## Records for processing

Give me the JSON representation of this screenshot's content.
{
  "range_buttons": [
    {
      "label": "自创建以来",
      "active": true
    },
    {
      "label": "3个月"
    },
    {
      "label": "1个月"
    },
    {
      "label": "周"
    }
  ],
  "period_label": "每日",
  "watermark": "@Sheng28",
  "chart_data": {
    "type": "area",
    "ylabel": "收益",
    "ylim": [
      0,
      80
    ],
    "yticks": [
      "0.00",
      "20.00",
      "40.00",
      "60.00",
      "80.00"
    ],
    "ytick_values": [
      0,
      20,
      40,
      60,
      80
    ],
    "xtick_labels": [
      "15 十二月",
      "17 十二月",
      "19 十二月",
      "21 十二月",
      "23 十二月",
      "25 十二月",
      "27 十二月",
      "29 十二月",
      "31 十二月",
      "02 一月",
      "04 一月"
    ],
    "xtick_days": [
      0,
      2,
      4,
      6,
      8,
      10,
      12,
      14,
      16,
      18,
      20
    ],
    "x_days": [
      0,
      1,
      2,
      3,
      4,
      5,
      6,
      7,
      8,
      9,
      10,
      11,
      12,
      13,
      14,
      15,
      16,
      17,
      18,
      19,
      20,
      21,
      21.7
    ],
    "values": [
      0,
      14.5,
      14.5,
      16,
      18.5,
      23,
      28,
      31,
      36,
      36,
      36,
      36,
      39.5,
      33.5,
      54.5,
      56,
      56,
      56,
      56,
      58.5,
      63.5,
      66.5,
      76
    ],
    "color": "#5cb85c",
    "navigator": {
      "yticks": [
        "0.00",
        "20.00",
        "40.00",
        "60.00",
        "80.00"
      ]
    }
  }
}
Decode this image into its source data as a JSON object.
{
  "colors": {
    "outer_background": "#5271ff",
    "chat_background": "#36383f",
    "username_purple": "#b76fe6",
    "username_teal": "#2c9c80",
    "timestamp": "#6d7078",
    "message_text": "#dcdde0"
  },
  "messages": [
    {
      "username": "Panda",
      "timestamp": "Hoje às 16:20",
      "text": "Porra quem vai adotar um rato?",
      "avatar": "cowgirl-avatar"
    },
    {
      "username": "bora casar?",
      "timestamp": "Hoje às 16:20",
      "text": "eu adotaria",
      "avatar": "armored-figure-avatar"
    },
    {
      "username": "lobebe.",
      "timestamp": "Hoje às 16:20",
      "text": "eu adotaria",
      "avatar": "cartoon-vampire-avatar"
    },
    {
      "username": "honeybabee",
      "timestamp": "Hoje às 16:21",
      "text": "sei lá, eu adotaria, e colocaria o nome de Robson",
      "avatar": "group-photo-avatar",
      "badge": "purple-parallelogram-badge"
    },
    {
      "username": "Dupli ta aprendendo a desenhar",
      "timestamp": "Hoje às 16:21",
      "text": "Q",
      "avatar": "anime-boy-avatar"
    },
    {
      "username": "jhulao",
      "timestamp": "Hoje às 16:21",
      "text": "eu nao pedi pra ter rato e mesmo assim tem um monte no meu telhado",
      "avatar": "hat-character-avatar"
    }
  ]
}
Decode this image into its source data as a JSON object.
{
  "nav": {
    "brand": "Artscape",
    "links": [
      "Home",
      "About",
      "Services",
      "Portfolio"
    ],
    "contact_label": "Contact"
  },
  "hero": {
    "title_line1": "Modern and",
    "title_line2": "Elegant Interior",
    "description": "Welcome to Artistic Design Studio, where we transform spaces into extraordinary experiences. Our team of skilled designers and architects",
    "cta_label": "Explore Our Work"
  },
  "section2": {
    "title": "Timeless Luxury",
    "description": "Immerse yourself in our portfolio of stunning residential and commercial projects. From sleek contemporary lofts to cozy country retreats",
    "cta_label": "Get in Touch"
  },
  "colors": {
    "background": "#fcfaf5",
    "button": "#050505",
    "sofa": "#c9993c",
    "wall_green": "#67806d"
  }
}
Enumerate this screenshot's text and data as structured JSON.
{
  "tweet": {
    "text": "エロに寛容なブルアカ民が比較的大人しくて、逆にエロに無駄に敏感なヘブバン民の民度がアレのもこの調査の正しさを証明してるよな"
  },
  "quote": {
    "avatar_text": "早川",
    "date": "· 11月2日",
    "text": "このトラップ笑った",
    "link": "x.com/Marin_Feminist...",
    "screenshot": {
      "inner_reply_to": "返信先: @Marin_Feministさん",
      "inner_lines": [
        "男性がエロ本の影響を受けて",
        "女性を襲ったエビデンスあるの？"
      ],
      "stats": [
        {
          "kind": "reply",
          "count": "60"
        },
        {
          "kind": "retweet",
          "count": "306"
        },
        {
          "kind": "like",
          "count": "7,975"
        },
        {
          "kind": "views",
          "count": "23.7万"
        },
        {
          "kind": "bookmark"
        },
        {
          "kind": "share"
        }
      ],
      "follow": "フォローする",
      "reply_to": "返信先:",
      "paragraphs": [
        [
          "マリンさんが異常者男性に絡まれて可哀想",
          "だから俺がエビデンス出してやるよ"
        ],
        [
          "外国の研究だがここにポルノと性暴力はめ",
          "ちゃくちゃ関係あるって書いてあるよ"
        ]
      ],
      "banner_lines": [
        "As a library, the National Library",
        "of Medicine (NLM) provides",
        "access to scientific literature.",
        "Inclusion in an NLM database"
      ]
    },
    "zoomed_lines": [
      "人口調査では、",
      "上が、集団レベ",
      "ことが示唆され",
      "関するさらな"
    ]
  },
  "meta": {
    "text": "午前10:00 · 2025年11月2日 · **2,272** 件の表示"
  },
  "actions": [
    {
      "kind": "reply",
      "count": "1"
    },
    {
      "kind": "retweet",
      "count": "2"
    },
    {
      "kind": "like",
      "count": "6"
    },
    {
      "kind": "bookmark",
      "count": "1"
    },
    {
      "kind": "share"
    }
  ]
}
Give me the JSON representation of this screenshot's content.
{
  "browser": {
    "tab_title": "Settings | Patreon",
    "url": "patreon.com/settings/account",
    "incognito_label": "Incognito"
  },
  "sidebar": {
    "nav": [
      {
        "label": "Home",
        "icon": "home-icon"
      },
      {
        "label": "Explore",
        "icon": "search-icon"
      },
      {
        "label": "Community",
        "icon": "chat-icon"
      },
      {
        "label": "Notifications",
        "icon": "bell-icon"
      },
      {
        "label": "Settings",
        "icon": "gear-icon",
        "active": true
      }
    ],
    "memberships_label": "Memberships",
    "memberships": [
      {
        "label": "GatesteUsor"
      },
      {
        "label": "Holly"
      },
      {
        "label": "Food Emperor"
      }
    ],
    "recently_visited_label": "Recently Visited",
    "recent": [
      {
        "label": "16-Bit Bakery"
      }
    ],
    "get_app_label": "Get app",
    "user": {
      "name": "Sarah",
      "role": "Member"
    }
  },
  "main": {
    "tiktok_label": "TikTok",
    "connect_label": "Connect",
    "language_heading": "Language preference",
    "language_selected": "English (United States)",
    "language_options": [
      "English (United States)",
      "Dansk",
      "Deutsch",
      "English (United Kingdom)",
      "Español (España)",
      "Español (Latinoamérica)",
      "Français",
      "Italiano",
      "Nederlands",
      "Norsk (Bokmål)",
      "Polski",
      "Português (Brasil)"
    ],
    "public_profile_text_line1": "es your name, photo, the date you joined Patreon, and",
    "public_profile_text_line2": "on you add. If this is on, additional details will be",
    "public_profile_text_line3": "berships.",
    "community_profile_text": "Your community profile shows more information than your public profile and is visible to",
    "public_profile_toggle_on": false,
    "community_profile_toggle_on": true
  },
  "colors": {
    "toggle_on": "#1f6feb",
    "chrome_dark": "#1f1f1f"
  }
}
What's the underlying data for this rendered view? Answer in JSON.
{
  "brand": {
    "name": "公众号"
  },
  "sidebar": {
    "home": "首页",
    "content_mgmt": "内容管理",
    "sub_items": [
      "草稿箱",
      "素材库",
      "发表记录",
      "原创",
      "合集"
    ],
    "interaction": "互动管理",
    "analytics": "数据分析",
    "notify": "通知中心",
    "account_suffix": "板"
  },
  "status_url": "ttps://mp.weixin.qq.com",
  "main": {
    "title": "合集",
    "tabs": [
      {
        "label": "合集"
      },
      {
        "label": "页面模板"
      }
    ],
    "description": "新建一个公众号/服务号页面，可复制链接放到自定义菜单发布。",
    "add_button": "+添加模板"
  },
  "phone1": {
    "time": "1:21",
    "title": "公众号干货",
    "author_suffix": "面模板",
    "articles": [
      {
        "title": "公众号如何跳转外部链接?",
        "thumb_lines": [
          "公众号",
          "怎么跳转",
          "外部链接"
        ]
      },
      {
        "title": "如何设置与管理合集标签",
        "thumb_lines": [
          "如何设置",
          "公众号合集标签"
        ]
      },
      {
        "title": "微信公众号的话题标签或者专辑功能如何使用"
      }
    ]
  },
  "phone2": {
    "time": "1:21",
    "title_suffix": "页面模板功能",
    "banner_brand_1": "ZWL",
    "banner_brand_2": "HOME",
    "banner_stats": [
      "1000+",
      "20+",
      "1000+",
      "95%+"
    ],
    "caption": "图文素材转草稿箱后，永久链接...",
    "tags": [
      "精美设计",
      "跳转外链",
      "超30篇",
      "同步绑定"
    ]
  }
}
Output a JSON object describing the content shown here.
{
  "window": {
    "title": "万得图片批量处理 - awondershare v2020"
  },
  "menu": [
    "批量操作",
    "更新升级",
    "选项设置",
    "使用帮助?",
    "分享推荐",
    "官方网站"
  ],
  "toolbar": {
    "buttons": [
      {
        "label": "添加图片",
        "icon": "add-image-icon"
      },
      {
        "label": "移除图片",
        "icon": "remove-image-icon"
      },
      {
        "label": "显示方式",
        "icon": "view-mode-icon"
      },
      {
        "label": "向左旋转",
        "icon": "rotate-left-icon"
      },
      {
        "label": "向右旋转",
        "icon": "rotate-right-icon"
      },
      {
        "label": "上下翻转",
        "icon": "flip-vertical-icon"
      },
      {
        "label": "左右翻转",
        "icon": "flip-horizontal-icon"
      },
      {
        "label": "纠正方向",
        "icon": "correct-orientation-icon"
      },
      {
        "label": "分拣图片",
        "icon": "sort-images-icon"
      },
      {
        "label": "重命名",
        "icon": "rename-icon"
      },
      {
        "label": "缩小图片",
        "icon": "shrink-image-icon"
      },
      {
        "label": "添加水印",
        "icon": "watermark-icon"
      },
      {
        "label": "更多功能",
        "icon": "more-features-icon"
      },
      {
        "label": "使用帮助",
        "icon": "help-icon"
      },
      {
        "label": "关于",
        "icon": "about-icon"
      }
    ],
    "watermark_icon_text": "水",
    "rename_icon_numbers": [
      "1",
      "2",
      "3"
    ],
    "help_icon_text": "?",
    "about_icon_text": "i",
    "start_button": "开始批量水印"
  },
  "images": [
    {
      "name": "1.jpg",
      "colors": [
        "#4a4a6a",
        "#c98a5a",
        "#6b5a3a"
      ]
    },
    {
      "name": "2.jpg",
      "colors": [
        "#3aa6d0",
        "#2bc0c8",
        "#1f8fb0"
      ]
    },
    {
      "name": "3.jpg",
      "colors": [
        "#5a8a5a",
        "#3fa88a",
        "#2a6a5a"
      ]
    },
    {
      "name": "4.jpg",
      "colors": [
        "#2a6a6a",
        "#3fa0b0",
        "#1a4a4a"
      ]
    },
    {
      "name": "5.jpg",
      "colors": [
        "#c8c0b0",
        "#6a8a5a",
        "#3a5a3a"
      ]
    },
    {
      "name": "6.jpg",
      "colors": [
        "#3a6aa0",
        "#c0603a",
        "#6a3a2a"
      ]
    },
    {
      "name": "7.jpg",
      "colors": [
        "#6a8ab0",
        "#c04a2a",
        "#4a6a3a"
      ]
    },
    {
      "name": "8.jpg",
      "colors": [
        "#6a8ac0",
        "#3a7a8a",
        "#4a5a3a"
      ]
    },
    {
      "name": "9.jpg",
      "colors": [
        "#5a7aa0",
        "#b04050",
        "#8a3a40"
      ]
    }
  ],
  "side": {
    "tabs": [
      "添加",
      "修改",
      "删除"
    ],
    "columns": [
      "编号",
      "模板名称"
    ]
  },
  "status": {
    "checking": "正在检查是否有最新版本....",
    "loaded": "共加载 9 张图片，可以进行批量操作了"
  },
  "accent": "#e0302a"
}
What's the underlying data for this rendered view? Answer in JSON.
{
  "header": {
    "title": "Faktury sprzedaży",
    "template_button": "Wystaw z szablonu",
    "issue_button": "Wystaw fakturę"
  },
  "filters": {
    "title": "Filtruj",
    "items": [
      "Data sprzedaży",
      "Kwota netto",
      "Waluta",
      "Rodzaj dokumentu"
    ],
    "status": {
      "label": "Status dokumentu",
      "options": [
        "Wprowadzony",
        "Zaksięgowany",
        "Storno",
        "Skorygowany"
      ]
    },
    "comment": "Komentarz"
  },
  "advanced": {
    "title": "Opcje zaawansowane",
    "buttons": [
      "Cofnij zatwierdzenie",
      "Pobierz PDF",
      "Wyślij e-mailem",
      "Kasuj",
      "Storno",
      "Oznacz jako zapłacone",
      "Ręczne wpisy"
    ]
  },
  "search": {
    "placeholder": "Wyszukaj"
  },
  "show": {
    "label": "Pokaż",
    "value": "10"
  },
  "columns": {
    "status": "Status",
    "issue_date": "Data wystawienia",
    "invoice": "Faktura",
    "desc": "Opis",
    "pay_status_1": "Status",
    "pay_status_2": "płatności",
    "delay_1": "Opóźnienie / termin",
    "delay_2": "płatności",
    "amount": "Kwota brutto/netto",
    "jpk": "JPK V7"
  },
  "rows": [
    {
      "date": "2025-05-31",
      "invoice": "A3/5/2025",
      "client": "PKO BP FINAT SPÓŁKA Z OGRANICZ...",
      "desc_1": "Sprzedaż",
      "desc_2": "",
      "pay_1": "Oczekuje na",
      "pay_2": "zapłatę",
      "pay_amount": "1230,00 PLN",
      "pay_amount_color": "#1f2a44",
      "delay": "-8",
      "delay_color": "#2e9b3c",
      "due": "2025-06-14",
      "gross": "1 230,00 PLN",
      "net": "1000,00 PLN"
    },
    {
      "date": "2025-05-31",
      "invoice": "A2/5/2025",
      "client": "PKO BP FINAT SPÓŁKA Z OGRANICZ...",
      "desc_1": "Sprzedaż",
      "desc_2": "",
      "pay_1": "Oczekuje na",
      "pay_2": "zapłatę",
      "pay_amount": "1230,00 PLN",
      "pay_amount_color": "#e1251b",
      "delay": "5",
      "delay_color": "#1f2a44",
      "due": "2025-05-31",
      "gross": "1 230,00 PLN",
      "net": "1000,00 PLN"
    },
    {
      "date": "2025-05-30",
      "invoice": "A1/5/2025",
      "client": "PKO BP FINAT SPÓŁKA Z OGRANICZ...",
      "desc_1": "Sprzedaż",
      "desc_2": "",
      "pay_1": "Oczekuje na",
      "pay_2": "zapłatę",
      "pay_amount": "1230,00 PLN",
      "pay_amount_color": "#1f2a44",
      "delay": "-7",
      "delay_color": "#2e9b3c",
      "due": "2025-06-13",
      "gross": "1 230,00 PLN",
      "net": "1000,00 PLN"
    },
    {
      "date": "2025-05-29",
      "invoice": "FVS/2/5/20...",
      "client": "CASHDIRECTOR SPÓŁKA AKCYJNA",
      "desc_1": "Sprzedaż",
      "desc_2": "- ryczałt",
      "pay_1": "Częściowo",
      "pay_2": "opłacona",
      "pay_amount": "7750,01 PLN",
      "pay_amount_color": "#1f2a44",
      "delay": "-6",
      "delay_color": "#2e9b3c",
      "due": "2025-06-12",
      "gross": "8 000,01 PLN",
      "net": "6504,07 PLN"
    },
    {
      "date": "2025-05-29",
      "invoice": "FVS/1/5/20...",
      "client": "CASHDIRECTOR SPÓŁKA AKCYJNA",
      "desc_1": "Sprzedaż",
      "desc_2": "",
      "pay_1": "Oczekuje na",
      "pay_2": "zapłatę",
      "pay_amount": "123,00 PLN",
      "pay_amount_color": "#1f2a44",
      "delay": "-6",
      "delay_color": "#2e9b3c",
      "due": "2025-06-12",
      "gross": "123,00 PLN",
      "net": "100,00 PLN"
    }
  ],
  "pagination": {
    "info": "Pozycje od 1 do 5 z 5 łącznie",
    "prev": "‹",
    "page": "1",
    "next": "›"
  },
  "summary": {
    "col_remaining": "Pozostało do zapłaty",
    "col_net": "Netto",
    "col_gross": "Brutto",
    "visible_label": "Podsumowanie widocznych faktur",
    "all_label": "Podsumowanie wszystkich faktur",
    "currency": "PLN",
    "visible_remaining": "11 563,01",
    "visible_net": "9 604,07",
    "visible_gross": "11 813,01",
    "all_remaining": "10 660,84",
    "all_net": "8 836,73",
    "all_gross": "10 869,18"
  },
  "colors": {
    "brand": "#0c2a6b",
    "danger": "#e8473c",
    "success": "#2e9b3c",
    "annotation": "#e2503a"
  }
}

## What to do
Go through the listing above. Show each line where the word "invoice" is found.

## Exercise result
    "invoice": "Faktura",
      "invoice": "A3/5/2025",
      "invoice": "A2/5/2025",
      "invoice": "A1/5/2025",
      "invoice": "FVS/2/5/20...",
      "invoice": "FVS/1/5/20...",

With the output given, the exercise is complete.